If you have an idea of an image or design that you’d like to see on almost any garment, houseware, decor or accessory, let’s start that conversation below! We’d love to work with you!

8 + 4 =

Hands on Ecommerce: 101

Hands on Ecommerce: 101

I write a lot about ecommerce and, indeed, working on ecommerce sites is the bulk of my business. [caption id="attachment_2282" align="alignnone" width="1024"]cgk.ink | STORE Select STORE from the top menu to begin.[/caption] So I thought it was time to demonstrate my skills in real, live, concrete ways. I’ve decided to create the cgk.ink store as a sort of teaching tool so that you can see the mechanizations and processes behind running an effective online retail store yourself. I plan on using this as a workshop of sorts where I put into play a lot of the things I talk about in concrete ways. This is a fully functioning ecommerce site and the products are very real — as will be the charge to your card if you decide to buy. Wherever you see  means that there is a pop up that explains in more detail exactly what that component does, why it’s there and resources to explore. The first installment is all about a rapidly growing type of ecommerce that is akin to drop shipping but with a twist: Direct to Garment (DTG) print fulfillment. Companies like Printify, Printful, Art in America, etc. have been around for a while. Essentially the process works like this:

  1. You select an image or design
  2. You transmit that to the selected company
  3. They take a blank item (T-shirt, plate, mug — the product list grows every day) and using their own machinery imprint the design on the item which someone has selected on your customer-facing web site.
  4. You enjoy the fact that there are no upfront costs, no inventory to keep and the printer ships and fulfills the item directly to your customer.
  5. You collect the profit which is your retail price – the manufacturer’s cost.
Sounds pretty simple. And it is, but there are several concerns to address as well as unique marketing opportunities.
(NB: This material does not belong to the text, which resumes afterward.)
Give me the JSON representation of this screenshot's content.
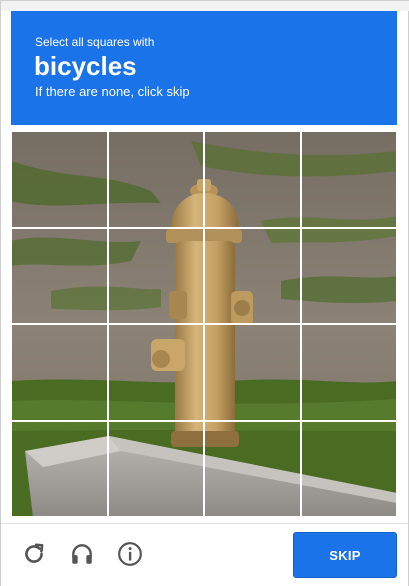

Which images work best? How do you optimize an image that is being displayed in a different medium? How do you price your item? Let’s explore our first steps together.]]>